Program connects Cobar students with mentors online

Cobar High School Year 11 students Montana Tatchell, Holly Clarke, Abby Carswell, Pheonix Webster and Emma Neve took part in a MyRoad careers workshop at the school last week.

An online program that connects students to mentors from all around Australia is currently underway at Cobar High School.

The MyRoad program, aimed at female students in Years 10-12, helps them to find out about the world of work, the kinds of jobs that are available and the educational pathways and skills they need to secure and keep a job.

A group of 23 Year 11 female students benefited from the MyRoad program, delivered by not-for-profit organisation, Beacon Foundation, at the school last Wednesday.

A second session for Year 12 students will be running today.

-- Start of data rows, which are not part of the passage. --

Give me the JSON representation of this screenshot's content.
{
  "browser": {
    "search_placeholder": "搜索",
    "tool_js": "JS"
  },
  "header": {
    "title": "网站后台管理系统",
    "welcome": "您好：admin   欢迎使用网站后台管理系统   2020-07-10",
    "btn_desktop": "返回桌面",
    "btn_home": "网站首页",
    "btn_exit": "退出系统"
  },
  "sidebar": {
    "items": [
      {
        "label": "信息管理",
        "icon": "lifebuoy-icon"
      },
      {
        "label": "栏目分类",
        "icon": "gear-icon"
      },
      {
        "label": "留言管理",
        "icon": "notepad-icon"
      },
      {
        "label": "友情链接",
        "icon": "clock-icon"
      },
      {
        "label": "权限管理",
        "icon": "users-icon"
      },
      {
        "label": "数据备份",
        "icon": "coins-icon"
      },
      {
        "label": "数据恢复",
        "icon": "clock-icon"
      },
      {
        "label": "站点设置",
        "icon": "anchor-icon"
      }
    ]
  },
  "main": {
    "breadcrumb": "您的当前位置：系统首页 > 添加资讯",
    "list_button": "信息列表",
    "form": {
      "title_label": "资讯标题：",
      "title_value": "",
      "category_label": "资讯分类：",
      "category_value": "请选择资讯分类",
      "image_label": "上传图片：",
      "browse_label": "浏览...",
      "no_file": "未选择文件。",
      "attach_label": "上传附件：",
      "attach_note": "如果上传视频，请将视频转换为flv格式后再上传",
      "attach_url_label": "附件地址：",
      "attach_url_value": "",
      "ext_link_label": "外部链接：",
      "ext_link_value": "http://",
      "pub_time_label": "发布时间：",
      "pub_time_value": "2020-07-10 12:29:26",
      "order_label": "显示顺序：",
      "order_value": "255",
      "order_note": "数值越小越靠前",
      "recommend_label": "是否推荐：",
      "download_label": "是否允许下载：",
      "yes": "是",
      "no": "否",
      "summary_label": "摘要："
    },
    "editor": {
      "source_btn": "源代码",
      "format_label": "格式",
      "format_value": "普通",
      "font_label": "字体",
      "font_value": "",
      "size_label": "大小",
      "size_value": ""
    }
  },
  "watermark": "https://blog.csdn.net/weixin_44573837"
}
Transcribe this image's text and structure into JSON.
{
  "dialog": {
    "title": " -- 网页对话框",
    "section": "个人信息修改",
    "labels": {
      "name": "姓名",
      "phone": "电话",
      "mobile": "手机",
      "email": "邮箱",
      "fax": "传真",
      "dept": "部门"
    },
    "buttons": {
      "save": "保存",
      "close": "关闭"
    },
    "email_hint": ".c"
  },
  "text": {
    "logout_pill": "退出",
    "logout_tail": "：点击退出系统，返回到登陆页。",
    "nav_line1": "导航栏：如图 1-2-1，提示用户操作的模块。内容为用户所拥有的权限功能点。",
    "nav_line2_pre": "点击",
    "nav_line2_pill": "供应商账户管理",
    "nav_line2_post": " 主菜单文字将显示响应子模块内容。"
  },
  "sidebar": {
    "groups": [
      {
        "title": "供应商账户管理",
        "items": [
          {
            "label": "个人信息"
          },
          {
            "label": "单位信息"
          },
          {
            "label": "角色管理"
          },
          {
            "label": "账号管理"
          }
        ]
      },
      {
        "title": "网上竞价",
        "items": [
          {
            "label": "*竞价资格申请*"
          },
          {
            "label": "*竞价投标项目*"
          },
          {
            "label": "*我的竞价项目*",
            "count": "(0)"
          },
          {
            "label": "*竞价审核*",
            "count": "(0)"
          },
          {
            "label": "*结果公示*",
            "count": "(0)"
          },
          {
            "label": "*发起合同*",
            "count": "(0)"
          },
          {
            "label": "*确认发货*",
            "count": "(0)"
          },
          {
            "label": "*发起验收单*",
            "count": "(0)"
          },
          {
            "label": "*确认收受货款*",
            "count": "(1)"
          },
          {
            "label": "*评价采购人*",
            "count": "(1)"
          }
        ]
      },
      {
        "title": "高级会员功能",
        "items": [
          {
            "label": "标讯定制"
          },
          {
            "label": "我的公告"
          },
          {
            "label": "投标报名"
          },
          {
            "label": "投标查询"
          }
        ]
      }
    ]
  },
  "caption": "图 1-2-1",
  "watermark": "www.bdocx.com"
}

Beacon is delivering the mentoring sessions via video chat technology which connects local students to volunteer mentors with a range of different working backgrounds from all around the country.

Last week’s Year 11 students spoke with female and male mentors from Tasmania and metropolitan New South Wales.

MyRoad program manager Lisa Matthews said the Beacon Foundation knows the road post-school can be tough for some students, especially in regional and remote schools.

Many young people do not have ready access to industry role models to help them make the best decisions about what comes next.

“This program at Cobar is a chance for industry volunteers to share insights about themselves and how they arrived at this point in their career journey,” Ms Mathews said.

“Mentors will aim to forge authentic connections with these young people to equip them with new skills for the future as well as transferable skills they can take from job to job throughout their working lives – like teamwork, collaboration, resilience and self-confidence.”

Cobar High School’s careers advisor Megan Nicholson was very pleased with the response from students who signed up to take part in the program.

“It’s been very engaging for the students,” Mrs Nicholson told The Cobar Weekly.

She said the program was able to offer students a range of benefits.

“The mentors have all different backgrounds, with some in agriculture, IT [Information Technology] and management as well as a number of other areas,” she said.

Last week’s Year 11 students gave the program the “thumbs up” and said their chat session with their mentors had been very informative.

Students said they learned a range of useful information about the types of degrees they would need to follow different careers; the availability of jobs in various fields; salary rankings of different careers; and practical tips they could use to help them secure and keep a job.

Following a successful pilot in 2016, Beacon Foundation secured further funding from The Coca-Cola Foundation and Coca-Cola South Pacific to continue MyRoad’s rollout and enhancement in 2017/18.